It's 2:30 a.m. but Mark Parisi isn't fazed. He's in a world of talking cats, whoopie cushions, medieval knights, and 'zilla monsters. He's trying to finish up one more cartoon before heading to bed.
He says that working into the wee hours of the morning is pretty typical for him, especially with a deadline coming up. "I've got to get it done."
Mr. Parisi is the creator of "Off the Mark," a daily comic strip that appears in more than 100 newspapers nationwide. Comic-strip cartoons are a newspaper tradition that's more than 100 years old.
"The comic strip was conceived in the 1890s as a way to sell newspapers," says Lucy Caswell of the Ohio State University Cartoon Research Library in Columbus.
She says that although comics were first created for adults, kids also enjoyed reading them.
"And whenever a cartoon is particularly appealing to kids, the cartoonist is doing his job well," she adds.

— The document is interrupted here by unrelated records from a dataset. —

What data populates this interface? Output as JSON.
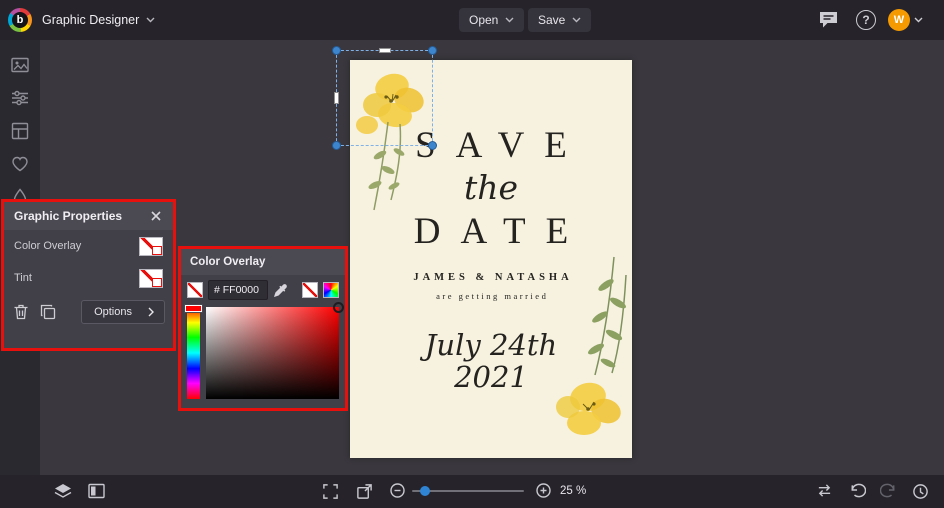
{
  "topbar": {
    "app_menu": "Graphic Designer",
    "open": "Open",
    "save": "Save",
    "avatar": "W"
  },
  "icons": {
    "logo": "b",
    "help": "?"
  },
  "panel": {
    "title": "Graphic Properties",
    "row1": "Color Overlay",
    "row2": "Tint",
    "options": "Options"
  },
  "popup": {
    "title": "Color Overlay",
    "hex": "# FF0000"
  },
  "card": {
    "save": "SAVE",
    "the": "the",
    "date": "DATE",
    "names": "JAMES & NATASHA",
    "tagline": "are getting married",
    "month": "July 24th",
    "year": "2021"
  },
  "bottombar": {
    "zoom": "25 %"
  },
  "colors": {
    "annotation_red": "#e8100c",
    "selection_blue": "#3d85cc",
    "avatar_orange": "#f59a00",
    "card_cream": "#f7f2e0",
    "overlay_color": "#FF0000"
  }
}
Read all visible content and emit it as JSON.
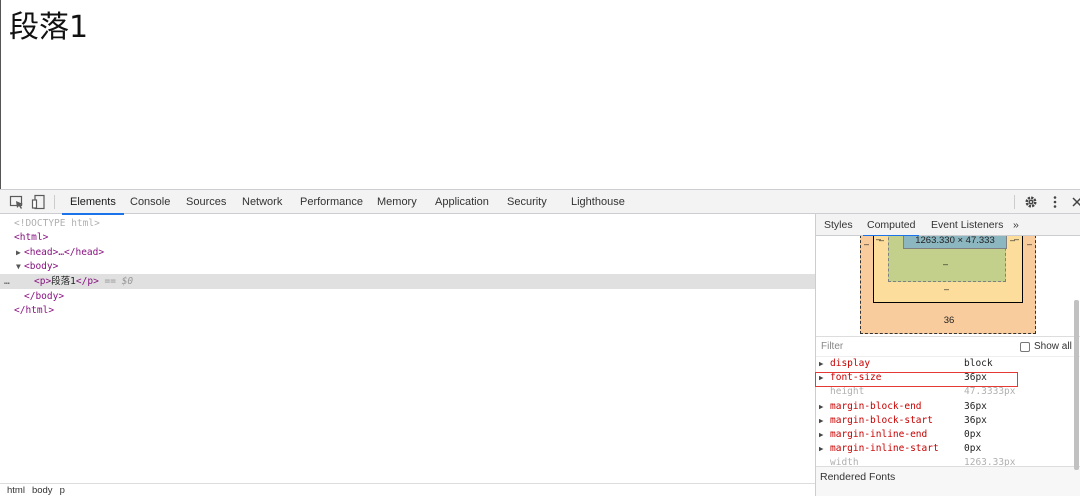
{
  "page": {
    "paragraph": "段落1"
  },
  "devtools": {
    "tabs": [
      "Elements",
      "Console",
      "Sources",
      "Network",
      "Performance",
      "Memory",
      "Application",
      "Security",
      "Lighthouse"
    ],
    "active_tab": "Elements",
    "tree": {
      "doctype": "<!DOCTYPE html>",
      "html_open": "<html>",
      "head": "<head>…</head>",
      "body_open": "<body>",
      "p_open": "<p>",
      "p_text": "段落1",
      "p_close": "</p>",
      "selected_marker": "== $0",
      "body_close": "</body>",
      "html_close": "</html>",
      "dots": "…"
    },
    "breadcrumbs": [
      "html",
      "body",
      "p"
    ],
    "sidebar": {
      "tabs": [
        "Styles",
        "Computed",
        "Event Listeners",
        "»"
      ],
      "active_tab": "Computed",
      "box_model": {
        "content": "1263.330 × 47.333",
        "dash": "–",
        "margin_bottom": "36"
      },
      "filter_placeholder": "Filter",
      "show_all": "Show all",
      "properties": [
        {
          "name": "display",
          "value": "block",
          "expandable": true,
          "inherited": false
        },
        {
          "name": "font-size",
          "value": "36px",
          "expandable": true,
          "inherited": false
        },
        {
          "name": "height",
          "value": "47.3333px",
          "expandable": false,
          "inherited": true
        },
        {
          "name": "margin-block-end",
          "value": "36px",
          "expandable": true,
          "inherited": false
        },
        {
          "name": "margin-block-start",
          "value": "36px",
          "expandable": true,
          "inherited": false
        },
        {
          "name": "margin-inline-end",
          "value": "0px",
          "expandable": true,
          "inherited": false
        },
        {
          "name": "margin-inline-start",
          "value": "0px",
          "expandable": true,
          "inherited": false
        },
        {
          "name": "width",
          "value": "1263.33px",
          "expandable": false,
          "inherited": true
        }
      ],
      "rendered_fonts": "Rendered Fonts"
    },
    "highlight_color": "#e53935",
    "accent_color": "#1a73e8"
  }
}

Back in his studio at his Melrose, Mass., home, Parisi is looking for something that makes him laugh so he can make it into a cartoon. Although it's April, he's working on cartoons for May. They have to be completed and sent to newspapers in a couple of weeks.

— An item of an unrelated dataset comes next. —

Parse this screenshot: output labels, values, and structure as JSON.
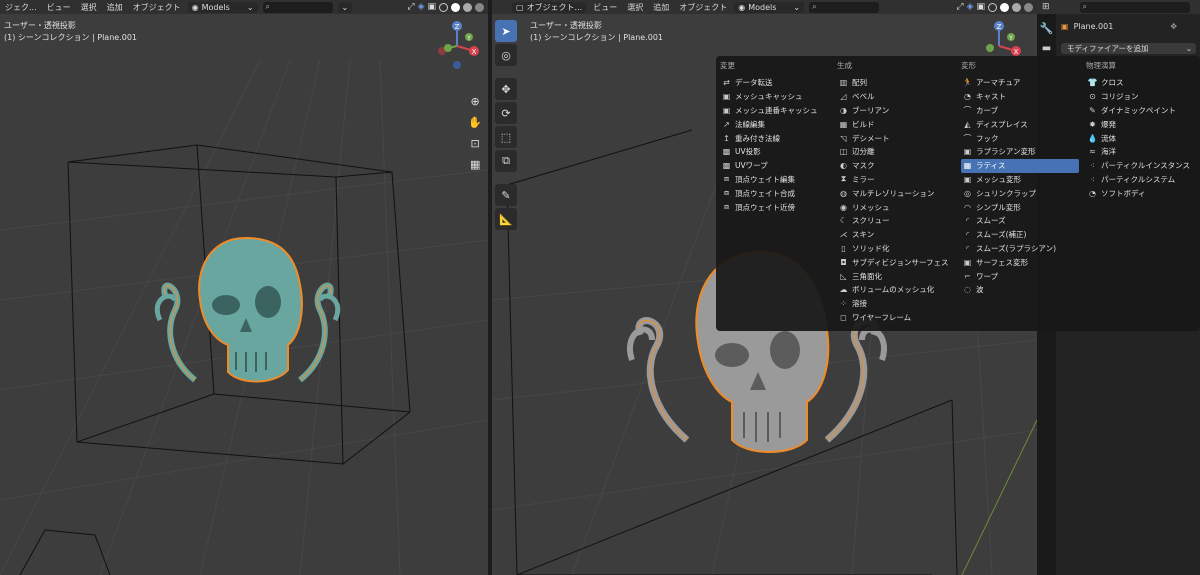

Parisi must draw about one cartoon a day. He enjoys being able to work at home alongside his wife, Lynn, and spend time with his 12- year-old daughter, Jennifer, after school.
But it's not all play for the man who created "Off the Mark" in 1987. Parisi admits that coming up with humorous topics for cartoons day after day isn't always easy.
That's why "I doodle just about any idea I get, no matter how bad," he says. "Sometimes the idea is all there, other times it needs some work. And sometimes there is no hope."
When that happens, Parisi relies on his three cats. They're funny, and "they're really easy to work into cartoons," he says.
He knew from the time he was a kid that cartooning was his thing. He got the bug after reading a comic strip about a "loveable loser" named Charlie Brown. The strip, "Peanuts," was created by Charles Schulz, and "I immediately wanted to draw it," Parisi says.
Today, an original "Peanuts" cartoon signed by Schulz hangs in his studio.
Parisi's method of making cartoons is unusual. He draws six at a time on the same single sheet of Bristol board (a thick, smooth paper used by artists). …